Alongside the efforts on campus, MIT is leading work with a number of partners to spur the creation of multiple large-scale renewable energy projects, including wind and solar. These projects will  have an immediate and significant impact of reducing emissions through the urgently-needed decarbonization of regional power grids.

MIT Greenhouse Gas Emissions Sources, FY2023

ghg sources 2023

Retrofits and Pilots
Large-scale building efficiency projects are essential to MIT reducing its campus emissions. This past year, Building 46 (Brain and Cognitive Sciences Complex)—one of the top energy consumers on campus—underwent work toward a planned energy reduction of 35 percent, which is anticipated to reduce total campus emissions by 2 percent. The effort reached all 1,254 spaces in the research and office building and optimized ventilation, converted fume hoods from constant volume to variable volume, and installed equipment to help the building systems run more efficiently.
Energy efficiency work also launched in Building 68 (David H. Koch Biology Building), another top energy consumer on campus. Each building efficiency project begins with an energy assessment, and with the Building 68 assessment, it was quickly identified that the building’s existing heat recovery system wasn’t working optimally. A team representing Campus Construction, Engineering & Energy Management, and Campus Services & Maintenance joined forces to optimize the system operation, and achieve significant heating energy reduction over the last 12 months.
AI Building Controls
In 2023, researchers in partnership with staff from the Department of Facilities and the Office of Sustainability began piloting artificial intelligence that works with existing building management systems to support dynamic heating and cooling of individual campus spaces to lower energy use and emissions in buildings. Researchers worked to establish a framework to understand and predict optimal temperature setpoints at the room level and take into consideration a host of internal factors like occupancy fluctuations and external factors such as forecasted weather or the carbon intensity of the grid. This allowed the existing systems to heat and cool more efficiently, all without manual intervention. Thanks to staff support to ready buildings for the new technology, the program aims to add additional campus buildings to the AI control platform as soon as the pilots are complete.

total emissions year over year

Increasing GHG Accounting Work
FY2023 marks the first year that MIT has calculated emissions from off-campus sites.

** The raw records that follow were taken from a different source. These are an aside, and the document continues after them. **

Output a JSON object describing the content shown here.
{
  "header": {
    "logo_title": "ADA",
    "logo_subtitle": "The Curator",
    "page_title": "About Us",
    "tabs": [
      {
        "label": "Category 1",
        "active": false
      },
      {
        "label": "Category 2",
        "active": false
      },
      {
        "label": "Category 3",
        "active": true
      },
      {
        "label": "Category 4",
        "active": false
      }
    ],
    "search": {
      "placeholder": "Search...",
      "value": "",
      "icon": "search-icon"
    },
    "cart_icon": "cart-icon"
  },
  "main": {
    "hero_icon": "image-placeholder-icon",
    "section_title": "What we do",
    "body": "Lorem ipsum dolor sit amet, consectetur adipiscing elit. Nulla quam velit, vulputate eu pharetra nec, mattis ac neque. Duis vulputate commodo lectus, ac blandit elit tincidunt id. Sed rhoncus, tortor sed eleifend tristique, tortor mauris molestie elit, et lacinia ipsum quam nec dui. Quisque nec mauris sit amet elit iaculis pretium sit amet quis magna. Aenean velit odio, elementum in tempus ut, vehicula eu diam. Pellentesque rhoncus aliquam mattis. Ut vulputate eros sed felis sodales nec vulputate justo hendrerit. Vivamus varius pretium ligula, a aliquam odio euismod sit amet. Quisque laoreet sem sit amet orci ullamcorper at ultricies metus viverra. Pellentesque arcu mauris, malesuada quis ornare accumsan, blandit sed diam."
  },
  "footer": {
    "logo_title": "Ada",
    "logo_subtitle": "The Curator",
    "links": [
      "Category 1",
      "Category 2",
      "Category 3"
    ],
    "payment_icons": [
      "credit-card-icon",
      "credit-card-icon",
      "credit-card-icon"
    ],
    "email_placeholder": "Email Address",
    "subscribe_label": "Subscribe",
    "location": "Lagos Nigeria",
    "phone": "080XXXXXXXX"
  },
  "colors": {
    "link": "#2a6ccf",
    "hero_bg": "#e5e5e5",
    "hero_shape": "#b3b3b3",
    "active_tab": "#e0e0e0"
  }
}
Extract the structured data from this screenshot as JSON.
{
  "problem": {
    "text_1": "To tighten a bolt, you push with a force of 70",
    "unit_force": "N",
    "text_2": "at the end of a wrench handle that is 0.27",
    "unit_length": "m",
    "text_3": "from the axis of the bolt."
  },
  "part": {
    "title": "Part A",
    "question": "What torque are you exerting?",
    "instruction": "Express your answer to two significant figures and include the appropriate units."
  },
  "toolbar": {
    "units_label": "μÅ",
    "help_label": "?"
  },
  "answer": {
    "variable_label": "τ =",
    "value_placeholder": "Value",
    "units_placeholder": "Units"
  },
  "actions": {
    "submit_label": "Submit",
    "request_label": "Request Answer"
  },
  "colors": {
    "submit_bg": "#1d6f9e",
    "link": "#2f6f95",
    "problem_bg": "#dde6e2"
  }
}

This data from Bates Research and Engineering Center, Haystack Observatory, and Endicott House provides a more complete picture of MIT’s emissions and the scope of work needed to mitigate these emissions. These off-site emissions will add approximately 3,000 MTCO2e to our campus footprint. Note:These emissions are NOT included in the total emissions reported this year relative to our 2014 baseline, but reported here separately.

Net Zero Reporting
The concept of net-zero emissions reflects an interim objective to balance an organization's current emissions with an equal volume of reductions achieved elsewhere. As MIT decarbonizes its campus, investments are simultaneously being made to enable new renewable energy projects that will reduce emissions regionally and accelerate the decarbonization of electricity grids.
MIT continues to report its full, on-campus emissions as well as the impact of its renewable energy purchases in both megawatt hours and equivalent greenhouse gas emissions avoided.  This allows for a transparent approach to reporting emissions performance. MIT reports each year its total gross campus emissions, as well as the total net campus emissions that includes the impacts of the renewable energy purchased. MIT's total emissions will be dynamic each year as we begin to include the impacts of off-campus facilities, business travel and commuting, and the volume of energy generated from solar and wind projects.

Summit Farms PPA
In 2023, through the purchase of 54,795 megawatt hours of solar power from Summit Farms, MIT offset 15,733 MTCO2E from on-campus operations. However, due to a major system-wide shut down at the solar facility that reduced production, the offset benefit to MIT was reduced 28 percent from the previous year.